Army cadets at Fremington camp last year
FREMINGTON army camp will close this autumn, with the loss of nine jobs, the army said today.
Accommodation at the Second World War training camp is due to close on October 1 and the infrastructure at the site will be sold.
The camp, which had undergone a review by Defence Training Estates South West was said to be "past its sell by date" by South West Army spokesman, David Harris.
He said: "The Fremington site is worn out and has come to the end of its economic life.
"Buildings at the camp are 1940s stock — old, wooden huts that are very expensive to maintain. It's just not worth pumping any more money into."
The camp is largely seasonal, with the majority of occupation taking place in the summer months.
The site currently hosts 12 employees who work for the DTESW management partner, Landmark.
The staff are currently under consultation and, while three employees may be able to relocate to RAF St Mawgan in Cornwall, the remaining nine will lose their jobs.
Fremington councillor Rodney Cann, said: "My first reaction is that I am very upset to hear about the job losses.
"We'll be sad to lose this camp — there was always something interesting and exciting happening there.
"However, my major concern is that there is around 50 acres of development land there and there will be a lot of pressure for massive residential development — you could fit an awful lot of houses into that space.
"Fremington has already had more development for a town of its size than anywhere else in North Devon and this could have a major impact on its infrastructure — we would certainly need a new school."
Although the camp and accommodation will be sold off, troops will continue to train on Braunton Burrows using Okehampton army camp as their base.
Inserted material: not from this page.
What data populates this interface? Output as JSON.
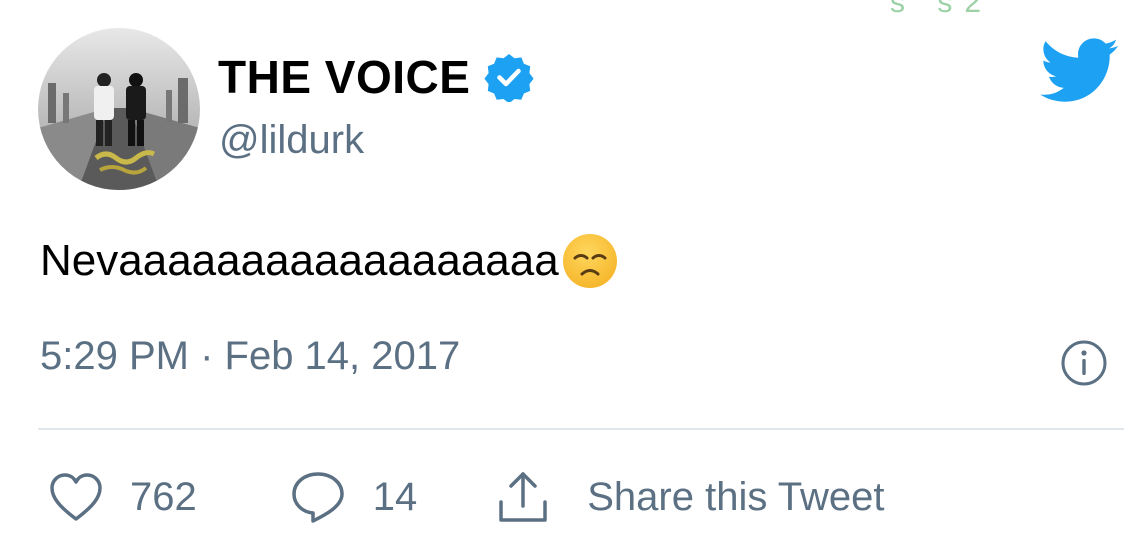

Lt Col James Porter, commander for DTESW, added: "This relocation will enable us to reduce the number of permanent beds in the region while retaining the ability to surge bed numbers in the summer. Job losses are regrettable but the overall benefit for troops and training is a positive benefit."